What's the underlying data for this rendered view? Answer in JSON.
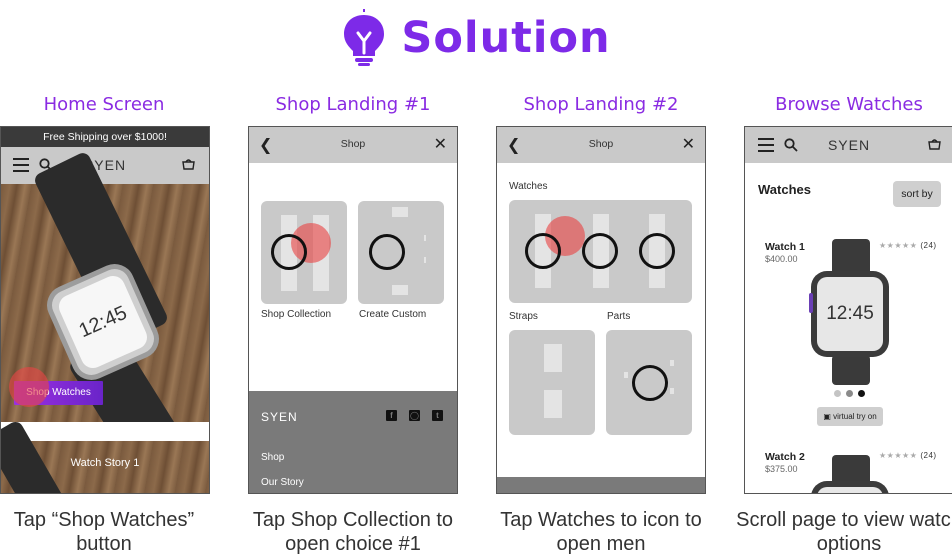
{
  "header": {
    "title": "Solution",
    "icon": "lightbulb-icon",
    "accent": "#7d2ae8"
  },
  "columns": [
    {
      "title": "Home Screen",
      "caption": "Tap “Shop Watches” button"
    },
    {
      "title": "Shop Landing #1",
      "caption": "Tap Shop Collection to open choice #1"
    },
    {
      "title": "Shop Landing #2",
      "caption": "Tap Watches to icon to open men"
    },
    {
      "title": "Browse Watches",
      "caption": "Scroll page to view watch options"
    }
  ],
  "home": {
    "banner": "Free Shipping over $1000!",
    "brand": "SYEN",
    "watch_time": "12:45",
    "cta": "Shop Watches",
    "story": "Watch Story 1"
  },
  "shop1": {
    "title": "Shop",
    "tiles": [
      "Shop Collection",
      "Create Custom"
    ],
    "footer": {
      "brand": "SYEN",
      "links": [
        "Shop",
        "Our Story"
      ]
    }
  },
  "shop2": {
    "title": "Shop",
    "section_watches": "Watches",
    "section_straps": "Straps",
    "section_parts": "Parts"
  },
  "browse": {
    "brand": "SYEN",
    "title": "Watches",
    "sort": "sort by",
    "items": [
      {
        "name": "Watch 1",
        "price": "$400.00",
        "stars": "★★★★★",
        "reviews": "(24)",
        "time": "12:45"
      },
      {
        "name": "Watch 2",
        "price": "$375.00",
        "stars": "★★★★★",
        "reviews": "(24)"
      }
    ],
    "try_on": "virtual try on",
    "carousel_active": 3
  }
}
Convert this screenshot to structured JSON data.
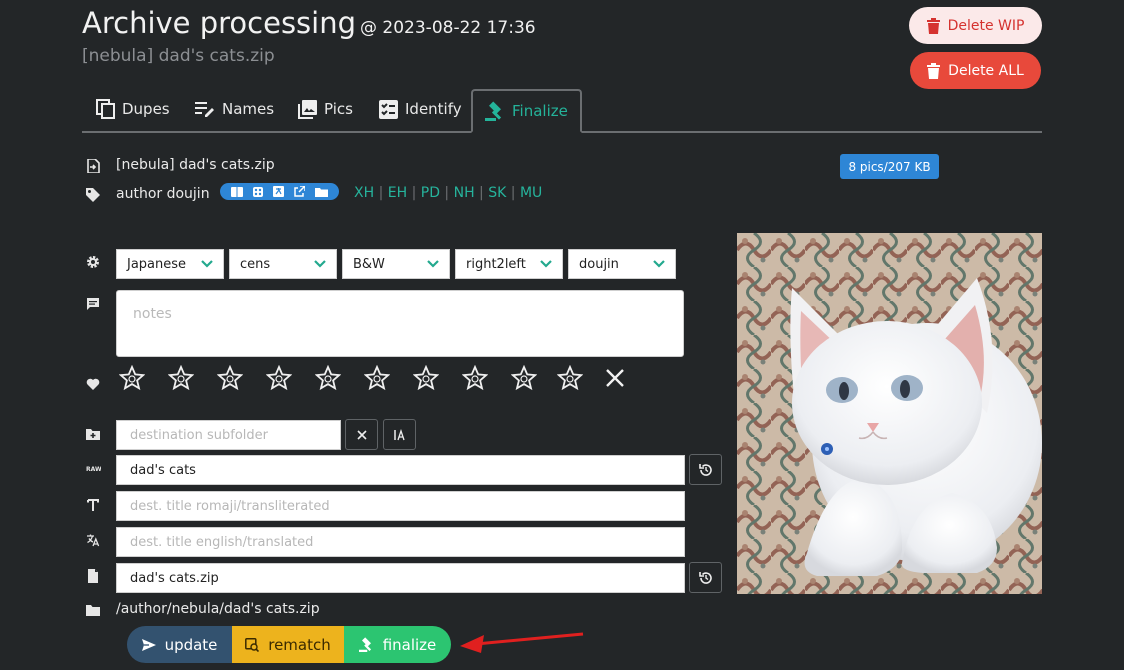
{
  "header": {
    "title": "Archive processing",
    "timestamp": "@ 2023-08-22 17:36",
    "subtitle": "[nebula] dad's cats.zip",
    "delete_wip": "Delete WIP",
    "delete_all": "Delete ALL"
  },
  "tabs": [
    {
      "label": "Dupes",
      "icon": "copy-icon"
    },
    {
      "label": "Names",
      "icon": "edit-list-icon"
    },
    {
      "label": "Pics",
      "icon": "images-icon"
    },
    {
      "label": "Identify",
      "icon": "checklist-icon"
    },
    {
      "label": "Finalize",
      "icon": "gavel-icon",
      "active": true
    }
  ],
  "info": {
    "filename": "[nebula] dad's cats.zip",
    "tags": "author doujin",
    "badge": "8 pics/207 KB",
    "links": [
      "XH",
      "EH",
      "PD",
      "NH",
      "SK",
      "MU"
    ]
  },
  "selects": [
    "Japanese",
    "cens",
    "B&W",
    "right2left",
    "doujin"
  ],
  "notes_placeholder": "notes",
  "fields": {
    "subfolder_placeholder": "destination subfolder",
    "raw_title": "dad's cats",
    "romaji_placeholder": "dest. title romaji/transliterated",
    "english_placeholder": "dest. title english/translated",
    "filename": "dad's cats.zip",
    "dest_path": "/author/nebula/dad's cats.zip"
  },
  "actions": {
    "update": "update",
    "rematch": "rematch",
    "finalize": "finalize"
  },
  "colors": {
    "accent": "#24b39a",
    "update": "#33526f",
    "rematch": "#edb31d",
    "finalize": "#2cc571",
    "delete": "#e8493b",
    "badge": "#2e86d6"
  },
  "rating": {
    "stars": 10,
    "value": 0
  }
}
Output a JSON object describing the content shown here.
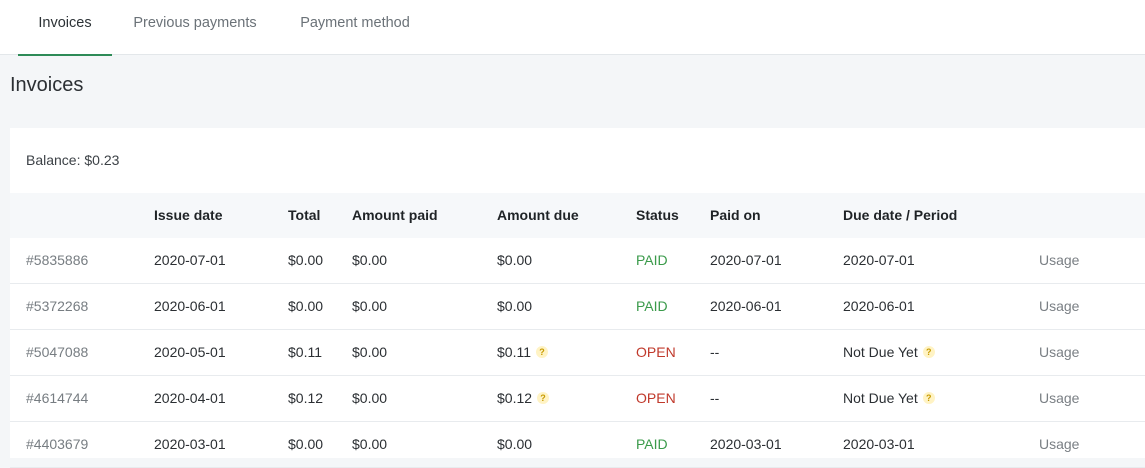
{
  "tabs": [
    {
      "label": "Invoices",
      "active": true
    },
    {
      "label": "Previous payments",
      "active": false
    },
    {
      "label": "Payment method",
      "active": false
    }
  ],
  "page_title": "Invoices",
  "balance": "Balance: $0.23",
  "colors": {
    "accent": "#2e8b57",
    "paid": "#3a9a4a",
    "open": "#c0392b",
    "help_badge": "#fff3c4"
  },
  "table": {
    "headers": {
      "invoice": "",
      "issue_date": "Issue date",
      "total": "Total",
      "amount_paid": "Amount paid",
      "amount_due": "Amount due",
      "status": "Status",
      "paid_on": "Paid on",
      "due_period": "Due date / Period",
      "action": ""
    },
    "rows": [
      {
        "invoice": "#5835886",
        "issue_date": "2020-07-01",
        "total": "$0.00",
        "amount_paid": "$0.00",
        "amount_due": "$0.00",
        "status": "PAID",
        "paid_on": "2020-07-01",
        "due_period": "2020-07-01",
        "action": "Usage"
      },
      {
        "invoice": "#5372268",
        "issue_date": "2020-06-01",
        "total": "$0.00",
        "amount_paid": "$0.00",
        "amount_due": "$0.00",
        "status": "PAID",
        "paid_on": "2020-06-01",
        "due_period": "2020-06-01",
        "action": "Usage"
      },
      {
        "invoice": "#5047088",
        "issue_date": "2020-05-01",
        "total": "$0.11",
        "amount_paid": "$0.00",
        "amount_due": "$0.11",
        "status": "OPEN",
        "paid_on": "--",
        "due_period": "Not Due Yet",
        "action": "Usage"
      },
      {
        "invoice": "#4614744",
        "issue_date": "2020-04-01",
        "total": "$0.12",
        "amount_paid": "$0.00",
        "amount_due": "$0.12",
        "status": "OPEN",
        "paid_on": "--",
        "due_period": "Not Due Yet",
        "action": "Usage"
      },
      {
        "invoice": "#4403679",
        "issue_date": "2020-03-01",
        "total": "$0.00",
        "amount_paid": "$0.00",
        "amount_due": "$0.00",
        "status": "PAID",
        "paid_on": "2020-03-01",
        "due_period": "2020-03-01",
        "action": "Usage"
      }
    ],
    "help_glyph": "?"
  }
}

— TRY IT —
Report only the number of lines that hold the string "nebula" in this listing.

— SOLVED EXERCISE —
3